When my family first had a PC, I was 11. It wasn’t a great PC, and games were expensive, so I didn’t get new ones that often. It was, somehow, actually possible to run out of games. So I played everything I could get my hands on. Demo discs from magazines. Chip’s Challenge. Fucken Encarta. But the real bonanza, however, came during the school summer holidays, when mum (who was a teacher) would bring home a grab-bag assortment of janky educational titles for me to beast my way through over the break. Enter, then Logical Journey Of The Zoombinis.
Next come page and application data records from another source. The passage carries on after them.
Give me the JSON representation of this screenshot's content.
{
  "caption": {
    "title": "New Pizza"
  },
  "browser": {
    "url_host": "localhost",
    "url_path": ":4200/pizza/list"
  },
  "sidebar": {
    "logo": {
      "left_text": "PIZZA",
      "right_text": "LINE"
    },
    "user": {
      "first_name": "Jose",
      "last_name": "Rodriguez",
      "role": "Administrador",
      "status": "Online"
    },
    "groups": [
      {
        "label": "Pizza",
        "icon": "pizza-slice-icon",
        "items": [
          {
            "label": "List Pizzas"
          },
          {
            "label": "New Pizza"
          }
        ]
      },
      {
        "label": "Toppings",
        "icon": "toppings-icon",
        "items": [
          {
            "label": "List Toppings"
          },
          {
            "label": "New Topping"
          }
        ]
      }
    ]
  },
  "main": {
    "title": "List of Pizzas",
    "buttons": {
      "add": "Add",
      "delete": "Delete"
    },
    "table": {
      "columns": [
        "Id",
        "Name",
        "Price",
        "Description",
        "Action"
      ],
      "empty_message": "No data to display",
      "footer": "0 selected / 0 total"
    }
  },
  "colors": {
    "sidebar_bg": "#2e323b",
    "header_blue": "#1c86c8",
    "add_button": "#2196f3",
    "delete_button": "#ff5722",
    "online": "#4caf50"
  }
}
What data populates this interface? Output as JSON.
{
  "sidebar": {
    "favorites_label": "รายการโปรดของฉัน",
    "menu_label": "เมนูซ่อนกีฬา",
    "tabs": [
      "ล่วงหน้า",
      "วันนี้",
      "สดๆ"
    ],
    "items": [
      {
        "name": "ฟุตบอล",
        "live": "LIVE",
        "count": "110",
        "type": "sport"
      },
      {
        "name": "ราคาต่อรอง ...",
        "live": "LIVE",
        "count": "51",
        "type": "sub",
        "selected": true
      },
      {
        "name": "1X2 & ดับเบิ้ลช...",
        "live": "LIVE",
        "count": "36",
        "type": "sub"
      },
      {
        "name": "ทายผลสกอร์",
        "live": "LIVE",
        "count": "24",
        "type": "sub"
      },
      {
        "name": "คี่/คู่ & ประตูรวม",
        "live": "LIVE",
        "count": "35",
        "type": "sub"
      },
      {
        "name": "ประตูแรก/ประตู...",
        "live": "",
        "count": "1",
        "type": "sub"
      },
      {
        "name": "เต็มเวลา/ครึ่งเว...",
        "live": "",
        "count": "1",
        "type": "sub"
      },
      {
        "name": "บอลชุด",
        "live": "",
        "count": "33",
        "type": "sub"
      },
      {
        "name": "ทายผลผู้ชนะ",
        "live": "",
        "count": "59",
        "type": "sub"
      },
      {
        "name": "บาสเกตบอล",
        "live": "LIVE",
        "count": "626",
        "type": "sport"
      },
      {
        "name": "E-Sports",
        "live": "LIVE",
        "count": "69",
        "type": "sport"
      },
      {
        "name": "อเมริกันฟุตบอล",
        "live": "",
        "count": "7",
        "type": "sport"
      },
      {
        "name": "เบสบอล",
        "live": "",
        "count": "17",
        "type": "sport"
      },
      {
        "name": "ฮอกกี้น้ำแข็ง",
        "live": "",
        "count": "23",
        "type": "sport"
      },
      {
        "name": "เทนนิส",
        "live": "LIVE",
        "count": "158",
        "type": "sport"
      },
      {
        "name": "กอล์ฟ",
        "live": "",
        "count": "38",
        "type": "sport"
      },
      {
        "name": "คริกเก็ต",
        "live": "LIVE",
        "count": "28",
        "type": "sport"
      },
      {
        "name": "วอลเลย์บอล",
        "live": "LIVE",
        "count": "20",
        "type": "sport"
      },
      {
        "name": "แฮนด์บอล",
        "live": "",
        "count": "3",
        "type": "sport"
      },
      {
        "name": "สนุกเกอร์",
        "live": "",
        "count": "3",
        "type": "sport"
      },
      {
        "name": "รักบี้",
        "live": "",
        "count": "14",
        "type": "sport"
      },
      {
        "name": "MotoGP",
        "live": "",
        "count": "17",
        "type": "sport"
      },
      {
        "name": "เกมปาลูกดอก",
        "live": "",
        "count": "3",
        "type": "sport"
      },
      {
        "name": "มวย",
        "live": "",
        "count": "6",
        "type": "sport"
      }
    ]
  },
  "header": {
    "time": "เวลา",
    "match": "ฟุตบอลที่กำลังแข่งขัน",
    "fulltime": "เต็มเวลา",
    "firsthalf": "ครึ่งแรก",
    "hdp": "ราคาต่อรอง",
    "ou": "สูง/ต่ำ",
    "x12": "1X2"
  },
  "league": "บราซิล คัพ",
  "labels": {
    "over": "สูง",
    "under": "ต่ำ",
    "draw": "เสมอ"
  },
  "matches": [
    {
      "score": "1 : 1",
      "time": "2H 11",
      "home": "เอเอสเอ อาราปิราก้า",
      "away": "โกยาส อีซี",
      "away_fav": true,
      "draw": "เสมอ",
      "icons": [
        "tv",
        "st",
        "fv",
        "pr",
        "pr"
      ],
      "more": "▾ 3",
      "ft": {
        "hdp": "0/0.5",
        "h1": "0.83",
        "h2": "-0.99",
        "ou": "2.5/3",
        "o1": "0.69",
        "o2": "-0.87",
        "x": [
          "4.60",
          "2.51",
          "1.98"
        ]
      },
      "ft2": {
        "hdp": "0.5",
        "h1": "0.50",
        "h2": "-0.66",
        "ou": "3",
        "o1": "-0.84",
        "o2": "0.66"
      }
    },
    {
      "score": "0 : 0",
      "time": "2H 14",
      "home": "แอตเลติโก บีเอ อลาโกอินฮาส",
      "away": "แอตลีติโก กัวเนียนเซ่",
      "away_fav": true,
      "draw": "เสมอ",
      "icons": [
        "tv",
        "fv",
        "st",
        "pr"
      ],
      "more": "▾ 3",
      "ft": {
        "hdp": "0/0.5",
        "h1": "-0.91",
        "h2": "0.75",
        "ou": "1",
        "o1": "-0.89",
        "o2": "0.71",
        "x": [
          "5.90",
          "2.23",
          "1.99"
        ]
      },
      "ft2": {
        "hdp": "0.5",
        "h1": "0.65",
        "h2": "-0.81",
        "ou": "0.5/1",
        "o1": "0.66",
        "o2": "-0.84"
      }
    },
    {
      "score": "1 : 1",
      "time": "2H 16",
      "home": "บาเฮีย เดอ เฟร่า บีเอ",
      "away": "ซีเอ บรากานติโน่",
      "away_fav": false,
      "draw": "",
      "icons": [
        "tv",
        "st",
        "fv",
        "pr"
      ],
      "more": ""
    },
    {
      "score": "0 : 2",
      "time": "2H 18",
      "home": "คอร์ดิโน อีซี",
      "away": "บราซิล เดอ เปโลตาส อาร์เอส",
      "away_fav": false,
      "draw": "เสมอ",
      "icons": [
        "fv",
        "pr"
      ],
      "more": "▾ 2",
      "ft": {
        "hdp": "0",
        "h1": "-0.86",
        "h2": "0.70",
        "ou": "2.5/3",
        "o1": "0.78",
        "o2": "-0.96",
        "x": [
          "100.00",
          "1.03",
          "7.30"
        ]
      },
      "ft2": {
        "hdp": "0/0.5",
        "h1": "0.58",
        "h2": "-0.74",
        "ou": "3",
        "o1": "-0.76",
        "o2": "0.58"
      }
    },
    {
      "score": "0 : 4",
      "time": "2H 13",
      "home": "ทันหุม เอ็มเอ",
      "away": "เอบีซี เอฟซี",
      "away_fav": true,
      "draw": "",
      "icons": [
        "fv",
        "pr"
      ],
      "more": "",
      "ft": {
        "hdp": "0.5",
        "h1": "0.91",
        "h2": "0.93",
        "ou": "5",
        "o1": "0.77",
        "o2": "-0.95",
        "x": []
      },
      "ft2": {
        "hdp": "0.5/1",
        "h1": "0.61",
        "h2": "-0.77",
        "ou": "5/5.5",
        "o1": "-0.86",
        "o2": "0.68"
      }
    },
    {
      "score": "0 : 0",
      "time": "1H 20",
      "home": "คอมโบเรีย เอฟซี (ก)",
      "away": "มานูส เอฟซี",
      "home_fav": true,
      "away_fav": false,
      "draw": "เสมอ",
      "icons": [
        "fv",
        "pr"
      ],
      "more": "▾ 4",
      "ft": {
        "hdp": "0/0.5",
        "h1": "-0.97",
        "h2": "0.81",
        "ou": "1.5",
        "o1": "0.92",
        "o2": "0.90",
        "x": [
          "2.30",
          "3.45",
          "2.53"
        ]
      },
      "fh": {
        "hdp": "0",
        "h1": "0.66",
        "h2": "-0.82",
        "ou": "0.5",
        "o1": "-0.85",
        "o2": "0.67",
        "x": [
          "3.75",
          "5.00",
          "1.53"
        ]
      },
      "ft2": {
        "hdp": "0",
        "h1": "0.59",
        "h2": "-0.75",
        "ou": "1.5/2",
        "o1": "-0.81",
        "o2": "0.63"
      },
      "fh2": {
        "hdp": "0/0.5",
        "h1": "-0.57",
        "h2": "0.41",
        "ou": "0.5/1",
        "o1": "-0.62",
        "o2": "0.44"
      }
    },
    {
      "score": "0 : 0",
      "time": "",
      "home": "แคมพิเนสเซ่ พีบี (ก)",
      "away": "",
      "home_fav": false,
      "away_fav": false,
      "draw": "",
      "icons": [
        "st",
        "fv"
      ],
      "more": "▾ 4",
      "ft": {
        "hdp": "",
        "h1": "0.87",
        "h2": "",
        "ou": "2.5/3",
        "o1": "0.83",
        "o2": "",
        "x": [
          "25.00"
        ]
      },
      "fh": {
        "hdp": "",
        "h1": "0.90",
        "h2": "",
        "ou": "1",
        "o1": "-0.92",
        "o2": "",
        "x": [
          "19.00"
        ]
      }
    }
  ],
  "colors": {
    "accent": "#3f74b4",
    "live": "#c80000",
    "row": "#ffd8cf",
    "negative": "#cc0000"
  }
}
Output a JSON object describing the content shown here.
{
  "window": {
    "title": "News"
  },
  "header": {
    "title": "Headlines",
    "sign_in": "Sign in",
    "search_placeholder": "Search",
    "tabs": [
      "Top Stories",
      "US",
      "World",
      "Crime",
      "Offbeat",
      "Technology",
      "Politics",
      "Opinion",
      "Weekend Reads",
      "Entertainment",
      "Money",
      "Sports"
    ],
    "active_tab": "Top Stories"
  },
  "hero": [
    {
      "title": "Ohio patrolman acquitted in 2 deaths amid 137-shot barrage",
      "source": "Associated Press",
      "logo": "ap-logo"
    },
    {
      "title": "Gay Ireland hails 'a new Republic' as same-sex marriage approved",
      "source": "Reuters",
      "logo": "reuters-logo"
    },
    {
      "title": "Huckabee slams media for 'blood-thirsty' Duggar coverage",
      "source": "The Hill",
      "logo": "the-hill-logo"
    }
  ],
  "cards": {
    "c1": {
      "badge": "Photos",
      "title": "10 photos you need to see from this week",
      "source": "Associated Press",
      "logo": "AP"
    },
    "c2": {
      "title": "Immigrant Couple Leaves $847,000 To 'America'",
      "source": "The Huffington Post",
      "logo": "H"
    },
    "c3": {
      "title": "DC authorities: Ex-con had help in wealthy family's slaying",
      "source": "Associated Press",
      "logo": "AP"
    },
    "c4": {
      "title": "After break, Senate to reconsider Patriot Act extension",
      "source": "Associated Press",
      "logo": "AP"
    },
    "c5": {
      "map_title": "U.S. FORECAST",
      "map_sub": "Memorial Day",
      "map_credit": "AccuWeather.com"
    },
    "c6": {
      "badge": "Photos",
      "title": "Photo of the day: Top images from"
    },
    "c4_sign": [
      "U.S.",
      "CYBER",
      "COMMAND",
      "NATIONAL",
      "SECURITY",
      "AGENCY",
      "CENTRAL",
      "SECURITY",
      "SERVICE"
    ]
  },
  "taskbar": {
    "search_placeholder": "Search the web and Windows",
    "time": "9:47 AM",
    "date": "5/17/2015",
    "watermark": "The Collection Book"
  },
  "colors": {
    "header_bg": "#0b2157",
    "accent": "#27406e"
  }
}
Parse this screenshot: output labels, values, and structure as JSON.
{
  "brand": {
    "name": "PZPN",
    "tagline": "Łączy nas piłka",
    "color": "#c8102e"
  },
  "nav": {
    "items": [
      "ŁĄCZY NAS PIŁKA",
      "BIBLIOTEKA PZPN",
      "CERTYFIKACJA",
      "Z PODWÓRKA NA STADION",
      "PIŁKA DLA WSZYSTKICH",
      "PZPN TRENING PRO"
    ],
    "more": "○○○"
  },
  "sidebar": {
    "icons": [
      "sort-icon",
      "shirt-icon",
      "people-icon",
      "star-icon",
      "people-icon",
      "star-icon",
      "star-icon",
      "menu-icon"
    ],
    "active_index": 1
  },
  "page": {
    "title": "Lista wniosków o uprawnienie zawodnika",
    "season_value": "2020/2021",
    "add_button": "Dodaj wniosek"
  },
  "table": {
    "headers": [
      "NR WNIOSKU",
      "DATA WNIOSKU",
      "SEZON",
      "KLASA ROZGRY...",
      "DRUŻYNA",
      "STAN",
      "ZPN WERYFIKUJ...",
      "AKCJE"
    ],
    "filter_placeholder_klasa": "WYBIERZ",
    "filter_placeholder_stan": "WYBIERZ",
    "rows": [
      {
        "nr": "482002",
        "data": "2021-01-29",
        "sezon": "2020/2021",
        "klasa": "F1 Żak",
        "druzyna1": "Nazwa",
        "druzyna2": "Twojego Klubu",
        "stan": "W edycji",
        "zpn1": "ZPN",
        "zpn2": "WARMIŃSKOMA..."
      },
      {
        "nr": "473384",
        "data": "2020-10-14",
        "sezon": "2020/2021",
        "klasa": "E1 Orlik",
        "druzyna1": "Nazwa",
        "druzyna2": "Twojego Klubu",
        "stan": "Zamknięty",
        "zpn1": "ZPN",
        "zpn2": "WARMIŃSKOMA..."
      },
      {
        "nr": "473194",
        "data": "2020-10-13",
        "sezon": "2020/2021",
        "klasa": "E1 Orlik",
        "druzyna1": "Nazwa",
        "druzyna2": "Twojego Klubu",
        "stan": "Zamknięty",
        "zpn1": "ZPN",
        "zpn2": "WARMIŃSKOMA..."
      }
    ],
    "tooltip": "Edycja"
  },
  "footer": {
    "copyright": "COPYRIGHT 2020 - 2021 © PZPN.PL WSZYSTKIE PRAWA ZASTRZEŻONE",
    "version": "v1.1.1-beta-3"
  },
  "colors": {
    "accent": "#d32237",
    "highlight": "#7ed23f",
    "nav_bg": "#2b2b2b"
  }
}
Zoombinis was way better than it had a right to be. You had a thousand-odd little blue fellows with different combinations of facial features, and you had to shepherd them, a few dozen at a time, across a landscape comprising ten or so screens, each of which was some sort of logic-based minigame. You’d lose some on the way, but once you’d dropped off the survivors, you’d start afresh with a new load, and the puzzles would be a bit harder, in a sort of game+ mode. I think you needed to get around half the zoombinis to their new home to win, so when the puzzles got really tough and your attrition rate soared, it was actually pretty tense.
Anyway, the best puzzle was the encounter where you had to use a big machine (with disconcerting fleshy lips) to make pizzas, in order to satisfy three tree stumps who were complete dickheads. I can’t remember what the rules were, but each of the wood-faced bastards would stipulate or forbid their own set of toppings, and you’d have to work out what pizza would please them all. It was way harder than it sounded, and I’ll still remember the petulant roar of “more toppings!” that the lead bellend would emit whenever he was displeased, because I heard it so many times.
Maybe Zoombinis was actually rubbish. Or maybe it was only good in the way that even the worst meal tastes amazing when you’ve not eaten in days. (It actually got updated and re-released a few years ago, and I haven’t gone back to check.) Either way, if Steam had been a thing back then, I never would have tasted it. It makes me realise how much I must be missing now.